This is why we are proud to work with and support influential and impactful standards organisations such as ISO and ANEC, the European Consumer Voice in Standardisation, and participate as members of COPOLCO’s Chair Advisory Group, which works to deliver the strategy and policies set by this Policy Committee, and to ensure the consumer voice is projected into ISO’s general strategy and work.

As a co-chair of COPOLCO’s Working Group 3, ‘Consumer Participation and training’, Consumers International plays an important role in ensuring consumer groups can project their knowledge and expertise into the development of technical standards. By providing training and support to our members who want to engage with international standards, it is possible to build global guidelines that can apply across multiple regions and national borders.

Most recently, we joined members and standards organisations in Zimbabwe, where a mentoring scheme was established for stakeholders involved in implementing consumer policy and work on standards in Africa, and the idea is to bring this scheme to other regions.

International standards on privacy, vulnerability and the sharing economy

In 2019, Consumers International has been actively participating in technical and policy committees that are developing some essential standards for the digital world: Vulnerable Consumers (ISO TC 311), Privacy by Design (ISO PC 317) and Sharing Economy (ISO TC 324). In each one of them, we are working on the elaboration of detail in each standard, ensuring the consumer voice is represented and working to reach a consensus with other stakeholders.
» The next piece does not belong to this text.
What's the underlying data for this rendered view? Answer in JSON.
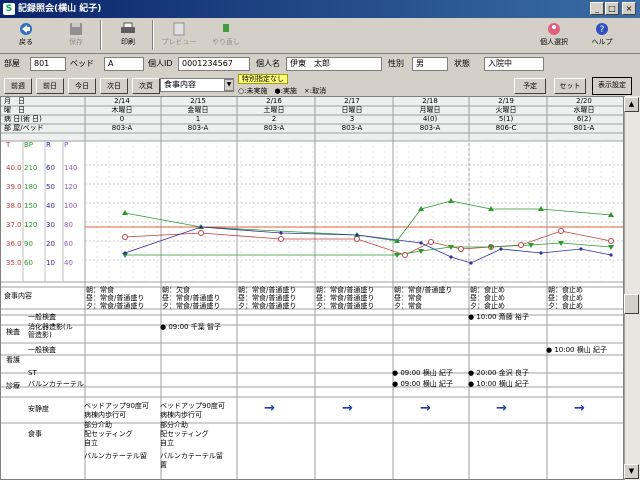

Privacy by design

Our research shows that consumer trust, especially in the context of Internet of Things (IoT) devices, is being eroded due to concerns over privacy and security. In the case of Privacy by Design, Standard ISO PC 317 would be an invaluable tool to ensure that products and services incorporate key principles to protect privacy as they are taken from concept to market, principles which must be taken into account throughout the engineering and manufacturing process. The standards should be applied to any personal or household equipment that processes personal data, including hardware and software.

The Sharing Economy 

In 2019, the global sharing economy’s explosive growth has been met by increased scrutiny and regulation. This growth adds complexity to the way we consume, with the emergence of the ‘asset-light consumer’ who relies on renting, rather than owning, many of their possessions. The Sharing Economy standard will provide a clear set of guidelines for consumers, providers, platform owners and workers that the sharing economy businesses should adhere to – covering the social, economic and environmental implications of peer-to-peer (P2P) commerce. It will address the relationships between those who provide goods and services through P2P platforms, and the platforms that act as a liaison.

By taking action to comply with a standard such as this, platforms such as Airbnb, Uber and TaskRabbit can build consumer trust by signaling their commitment to consumer protection and contributing to progress towards the Sustainable Development Goals.

Inclusive services

Vulnerability is a concept – and a condition – that continues to evolve in the content of a fast-paced digital world: our ability to decode, understand, and protect ourselves from vulnerable situations is continuously being tested. The standard for Inclusive Services would provide guidance for identifying situations that can make consumers vulnerable, and how organisations can avoid, prevent and/or respond to those situations.

There are other issues that we consider very important for consumers that we follow within the context of international standards, such as environmental management, quality control and consumer satisfaction, and Artificial Intelligence, to name a few.

This World Standards Day, we reaffirm our commitment to working with members, partners and other relevant stakeholders through ISO COPOLCO. Together, we can ensure that consumers have a voice in standardisation, and international standards continue to react and address the most significant trends and emerging issues affecting consumers globally.